>>>>>
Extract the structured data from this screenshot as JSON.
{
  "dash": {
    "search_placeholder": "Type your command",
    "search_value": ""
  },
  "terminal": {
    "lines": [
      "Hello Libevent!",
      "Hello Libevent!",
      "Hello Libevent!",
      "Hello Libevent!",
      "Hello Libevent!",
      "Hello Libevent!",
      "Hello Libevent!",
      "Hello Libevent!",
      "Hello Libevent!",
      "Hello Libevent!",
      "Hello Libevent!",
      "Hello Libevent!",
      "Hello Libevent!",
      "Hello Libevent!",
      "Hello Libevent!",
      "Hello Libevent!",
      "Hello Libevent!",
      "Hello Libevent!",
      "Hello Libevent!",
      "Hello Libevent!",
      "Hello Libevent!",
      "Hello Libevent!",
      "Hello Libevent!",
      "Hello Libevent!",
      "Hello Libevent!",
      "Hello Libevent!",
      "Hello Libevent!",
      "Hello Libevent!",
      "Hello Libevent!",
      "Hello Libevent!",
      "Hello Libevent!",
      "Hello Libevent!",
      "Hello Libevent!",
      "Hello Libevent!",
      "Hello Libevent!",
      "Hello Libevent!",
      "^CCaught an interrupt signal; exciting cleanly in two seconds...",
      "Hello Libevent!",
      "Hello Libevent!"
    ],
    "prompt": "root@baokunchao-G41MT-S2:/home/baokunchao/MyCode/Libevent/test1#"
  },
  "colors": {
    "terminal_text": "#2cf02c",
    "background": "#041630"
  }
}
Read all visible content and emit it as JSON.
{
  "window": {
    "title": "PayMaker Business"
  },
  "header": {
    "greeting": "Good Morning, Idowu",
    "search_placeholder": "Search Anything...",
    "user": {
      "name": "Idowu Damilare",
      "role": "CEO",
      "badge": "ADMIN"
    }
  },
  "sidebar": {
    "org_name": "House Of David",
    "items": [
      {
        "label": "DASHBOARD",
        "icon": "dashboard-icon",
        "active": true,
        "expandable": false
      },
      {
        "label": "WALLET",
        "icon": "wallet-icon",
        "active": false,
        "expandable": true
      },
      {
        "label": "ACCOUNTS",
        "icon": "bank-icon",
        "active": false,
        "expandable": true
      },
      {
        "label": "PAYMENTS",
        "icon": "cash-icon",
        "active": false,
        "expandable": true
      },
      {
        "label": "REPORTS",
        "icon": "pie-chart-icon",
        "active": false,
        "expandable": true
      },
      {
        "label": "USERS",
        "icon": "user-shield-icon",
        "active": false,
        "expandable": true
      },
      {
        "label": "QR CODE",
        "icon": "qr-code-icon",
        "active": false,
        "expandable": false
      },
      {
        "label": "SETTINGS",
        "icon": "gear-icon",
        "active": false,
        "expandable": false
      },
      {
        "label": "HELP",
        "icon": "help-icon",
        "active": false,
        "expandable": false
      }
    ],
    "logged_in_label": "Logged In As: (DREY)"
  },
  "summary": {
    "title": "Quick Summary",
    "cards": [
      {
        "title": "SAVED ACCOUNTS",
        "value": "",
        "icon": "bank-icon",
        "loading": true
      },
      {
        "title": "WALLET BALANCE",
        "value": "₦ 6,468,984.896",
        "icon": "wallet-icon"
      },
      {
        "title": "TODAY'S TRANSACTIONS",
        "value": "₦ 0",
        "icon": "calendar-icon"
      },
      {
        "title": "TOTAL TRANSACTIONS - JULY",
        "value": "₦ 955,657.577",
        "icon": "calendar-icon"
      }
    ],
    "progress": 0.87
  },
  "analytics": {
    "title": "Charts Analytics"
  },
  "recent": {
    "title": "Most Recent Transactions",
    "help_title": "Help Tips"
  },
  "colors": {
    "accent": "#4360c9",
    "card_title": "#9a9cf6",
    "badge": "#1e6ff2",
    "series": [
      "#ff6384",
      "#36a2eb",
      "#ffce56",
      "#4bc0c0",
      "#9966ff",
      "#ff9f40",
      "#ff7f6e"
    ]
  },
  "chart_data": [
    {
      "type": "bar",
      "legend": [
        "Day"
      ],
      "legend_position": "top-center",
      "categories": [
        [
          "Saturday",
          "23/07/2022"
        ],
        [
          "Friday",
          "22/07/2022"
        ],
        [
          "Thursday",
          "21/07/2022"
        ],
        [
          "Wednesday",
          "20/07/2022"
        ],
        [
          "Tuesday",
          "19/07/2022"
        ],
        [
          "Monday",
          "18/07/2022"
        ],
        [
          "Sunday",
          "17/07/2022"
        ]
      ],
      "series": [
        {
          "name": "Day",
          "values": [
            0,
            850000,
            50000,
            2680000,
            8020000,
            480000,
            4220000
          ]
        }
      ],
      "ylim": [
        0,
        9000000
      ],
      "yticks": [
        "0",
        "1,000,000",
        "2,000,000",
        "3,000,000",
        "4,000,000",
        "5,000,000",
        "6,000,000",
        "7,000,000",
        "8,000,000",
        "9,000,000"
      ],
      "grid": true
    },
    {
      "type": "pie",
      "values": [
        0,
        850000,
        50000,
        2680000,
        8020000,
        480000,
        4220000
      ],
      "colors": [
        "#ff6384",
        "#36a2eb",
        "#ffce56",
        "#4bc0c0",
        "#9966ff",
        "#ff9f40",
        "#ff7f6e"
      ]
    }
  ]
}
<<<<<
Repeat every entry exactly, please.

YOUR SOLUTION:
Extract the structured data from this screenshot as JSON.
{
  "dash": {
    "search_placeholder": "Type your command",
    "search_value": ""
  },
  "terminal": {
    "lines": [
      "Hello Libevent!",
      "Hello Libevent!",
      "Hello Libevent!",
      "Hello Libevent!",
      "Hello Libevent!",
      "Hello Libevent!",
      "Hello Libevent!",
      "Hello Libevent!",
      "Hello Libevent!",
      "Hello Libevent!",
      "Hello Libevent!",
      "Hello Libevent!",
      "Hello Libevent!",
      "Hello Libevent!",
      "Hello Libevent!",
      "Hello Libevent!",
      "Hello Libevent!",
      "Hello Libevent!",
      "Hello Libevent!",
      "Hello Libevent!",
      "Hello Libevent!",
      "Hello Libevent!",
      "Hello Libevent!",
      "Hello Libevent!",
      "Hello Libevent!",
      "Hello Libevent!",
      "Hello Libevent!",
      "Hello Libevent!",
      "Hello Libevent!",
      "Hello Libevent!",
      "Hello Libevent!",
      "Hello Libevent!",
      "Hello Libevent!",
      "Hello Libevent!",
      "Hello Libevent!",
      "Hello Libevent!",
      "^CCaught an interrupt signal; exciting cleanly in two seconds...",
      "Hello Libevent!",
      "Hello Libevent!"
    ],
    "prompt": "root@baokunchao-G41MT-S2:/home/baokunchao/MyCode/Libevent/test1#"
  },
  "colors": {
    "terminal_text": "#2cf02c",
    "background": "#041630"
  }
}
Read all visible content and emit it as JSON.
{
  "window": {
    "title": "PayMaker Business"
  },
  "header": {
    "greeting": "Good Morning, Idowu",
    "search_placeholder": "Search Anything...",
    "user": {
      "name": "Idowu Damilare",
      "role": "CEO",
      "badge": "ADMIN"
    }
  },
  "sidebar": {
    "org_name": "House Of David",
    "items": [
      {
        "label": "DASHBOARD",
        "icon": "dashboard-icon",
        "active": true,
        "expandable": false
      },
      {
        "label": "WALLET",
        "icon": "wallet-icon",
        "active": false,
        "expandable": true
      },
      {
        "label": "ACCOUNTS",
        "icon": "bank-icon",
        "active": false,
        "expandable": true
      },
      {
        "label": "PAYMENTS",
        "icon": "cash-icon",
        "active": false,
        "expandable": true
      },
      {
        "label": "REPORTS",
        "icon": "pie-chart-icon",
        "active": false,
        "expandable": true
      },
      {
        "label": "USERS",
        "icon": "user-shield-icon",
        "active": false,
        "expandable": true
      },
      {
        "label": "QR CODE",
        "icon": "qr-code-icon",
        "active": false,
        "expandable": false
      },
      {
        "label": "SETTINGS",
        "icon": "gear-icon",
        "active": false,
        "expandable": false
      },
      {
        "label": "HELP",
        "icon": "help-icon",
        "active": false,
        "expandable": false
      }
    ],
    "logged_in_label": "Logged In As: (DREY)"
  },
  "summary": {
    "title": "Quick Summary",
    "cards": [
      {
        "title": "SAVED ACCOUNTS",
        "value": "",
        "icon": "bank-icon",
        "loading": true
      },
      {
        "title": "WALLET BALANCE",
        "value": "₦ 6,468,984.896",
        "icon": "wallet-icon"
      },
      {
        "title": "TODAY'S TRANSACTIONS",
        "value": "₦ 0",
        "icon": "calendar-icon"
      },
      {
        "title": "TOTAL TRANSACTIONS - JULY",
        "value": "₦ 955,657.577",
        "icon": "calendar-icon"
      }
    ],
    "progress": 0.87
  },
  "analytics": {
    "title": "Charts Analytics"
  },
  "recent": {
    "title": "Most Recent Transactions",
    "help_title": "Help Tips"
  },
  "colors": {
    "accent": "#4360c9",
    "card_title": "#9a9cf6",
    "badge": "#1e6ff2",
    "series": [
      "#ff6384",
      "#36a2eb",
      "#ffce56",
      "#4bc0c0",
      "#9966ff",
      "#ff9f40",
      "#ff7f6e"
    ]
  },
  "chart_data": [
    {
      "type": "bar",
      "legend": [
        "Day"
      ],
      "legend_position": "top-center",
      "categories": [
        [
          "Saturday",
          "23/07/2022"
        ],
        [
          "Friday",
          "22/07/2022"
        ],
        [
          "Thursday",
          "21/07/2022"
        ],
        [
          "Wednesday",
          "20/07/2022"
        ],
        [
          "Tuesday",
          "19/07/2022"
        ],
        [
          "Monday",
          "18/07/2022"
        ],
        [
          "Sunday",
          "17/07/2022"
        ]
      ],
      "series": [
        {
          "name": "Day",
          "values": [
            0,
            850000,
            50000,
            2680000,
            8020000,
            480000,
            4220000
          ]
        }
      ],
      "ylim": [
        0,
        9000000
      ],
      "yticks": [
        "0",
        "1,000,000",
        "2,000,000",
        "3,000,000",
        "4,000,000",
        "5,000,000",
        "6,000,000",
        "7,000,000",
        "8,000,000",
        "9,000,000"
      ],
      "grid": true
    },
    {
      "type": "pie",
      "values": [
        0,
        850000,
        50000,
        2680000,
        8020000,
        480000,
        4220000
      ],
      "colors": [
        "#ff6384",
        "#36a2eb",
        "#ffce56",
        "#4bc0c0",
        "#9966ff",
        "#ff9f40",
        "#ff7f6e"
      ]
    }
  ]
}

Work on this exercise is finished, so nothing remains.